Material for the task:

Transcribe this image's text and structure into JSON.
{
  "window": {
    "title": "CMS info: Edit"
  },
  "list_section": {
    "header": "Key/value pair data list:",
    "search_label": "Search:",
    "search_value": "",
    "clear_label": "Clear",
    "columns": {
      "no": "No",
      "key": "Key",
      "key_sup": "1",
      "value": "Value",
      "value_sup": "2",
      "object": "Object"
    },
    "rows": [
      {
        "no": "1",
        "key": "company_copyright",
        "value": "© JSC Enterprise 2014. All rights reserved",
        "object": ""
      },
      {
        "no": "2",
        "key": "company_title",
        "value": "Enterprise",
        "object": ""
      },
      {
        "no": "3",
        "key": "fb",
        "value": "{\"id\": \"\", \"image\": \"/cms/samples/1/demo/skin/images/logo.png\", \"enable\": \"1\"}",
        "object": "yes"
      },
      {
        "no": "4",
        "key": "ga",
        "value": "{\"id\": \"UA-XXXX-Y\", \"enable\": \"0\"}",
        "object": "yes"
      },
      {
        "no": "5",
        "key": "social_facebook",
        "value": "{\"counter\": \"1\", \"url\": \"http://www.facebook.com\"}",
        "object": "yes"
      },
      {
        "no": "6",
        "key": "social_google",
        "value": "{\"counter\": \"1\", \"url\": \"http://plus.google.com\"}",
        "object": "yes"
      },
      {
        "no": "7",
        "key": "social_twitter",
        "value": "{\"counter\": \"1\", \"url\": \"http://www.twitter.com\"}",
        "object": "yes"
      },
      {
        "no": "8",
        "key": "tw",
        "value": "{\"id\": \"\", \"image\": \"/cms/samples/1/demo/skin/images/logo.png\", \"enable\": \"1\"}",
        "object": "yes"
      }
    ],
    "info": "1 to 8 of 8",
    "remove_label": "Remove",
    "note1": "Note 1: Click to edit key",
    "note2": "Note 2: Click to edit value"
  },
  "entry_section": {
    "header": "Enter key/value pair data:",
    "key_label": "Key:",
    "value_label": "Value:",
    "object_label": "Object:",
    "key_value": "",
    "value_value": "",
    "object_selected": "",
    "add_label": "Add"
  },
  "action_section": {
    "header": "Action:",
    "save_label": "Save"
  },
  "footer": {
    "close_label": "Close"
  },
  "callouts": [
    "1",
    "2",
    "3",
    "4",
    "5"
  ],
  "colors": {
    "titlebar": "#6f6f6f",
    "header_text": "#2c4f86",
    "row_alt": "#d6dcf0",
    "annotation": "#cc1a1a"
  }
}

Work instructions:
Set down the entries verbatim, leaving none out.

Answer space:
Transcribe this image's text and structure into JSON.
{
  "window": {
    "title": "CMS info: Edit"
  },
  "list_section": {
    "header": "Key/value pair data list:",
    "search_label": "Search:",
    "search_value": "",
    "clear_label": "Clear",
    "columns": {
      "no": "No",
      "key": "Key",
      "key_sup": "1",
      "value": "Value",
      "value_sup": "2",
      "object": "Object"
    },
    "rows": [
      {
        "no": "1",
        "key": "company_copyright",
        "value": "© JSC Enterprise 2014. All rights reserved",
        "object": ""
      },
      {
        "no": "2",
        "key": "company_title",
        "value": "Enterprise",
        "object": ""
      },
      {
        "no": "3",
        "key": "fb",
        "value": "{\"id\": \"\", \"image\": \"/cms/samples/1/demo/skin/images/logo.png\", \"enable\": \"1\"}",
        "object": "yes"
      },
      {
        "no": "4",
        "key": "ga",
        "value": "{\"id\": \"UA-XXXX-Y\", \"enable\": \"0\"}",
        "object": "yes"
      },
      {
        "no": "5",
        "key": "social_facebook",
        "value": "{\"counter\": \"1\", \"url\": \"http://www.facebook.com\"}",
        "object": "yes"
      },
      {
        "no": "6",
        "key": "social_google",
        "value": "{\"counter\": \"1\", \"url\": \"http://plus.google.com\"}",
        "object": "yes"
      },
      {
        "no": "7",
        "key": "social_twitter",
        "value": "{\"counter\": \"1\", \"url\": \"http://www.twitter.com\"}",
        "object": "yes"
      },
      {
        "no": "8",
        "key": "tw",
        "value": "{\"id\": \"\", \"image\": \"/cms/samples/1/demo/skin/images/logo.png\", \"enable\": \"1\"}",
        "object": "yes"
      }
    ],
    "info": "1 to 8 of 8",
    "remove_label": "Remove",
    "note1": "Note 1: Click to edit key",
    "note2": "Note 2: Click to edit value"
  },
  "entry_section": {
    "header": "Enter key/value pair data:",
    "key_label": "Key:",
    "value_label": "Value:",
    "object_label": "Object:",
    "key_value": "",
    "value_value": "",
    "object_selected": "",
    "add_label": "Add"
  },
  "action_section": {
    "header": "Action:",
    "save_label": "Save"
  },
  "footer": {
    "close_label": "Close"
  },
  "callouts": [
    "1",
    "2",
    "3",
    "4",
    "5"
  ],
  "colors": {
    "titlebar": "#6f6f6f",
    "header_text": "#2c4f86",
    "row_alt": "#d6dcf0",
    "annotation": "#cc1a1a"
  }
}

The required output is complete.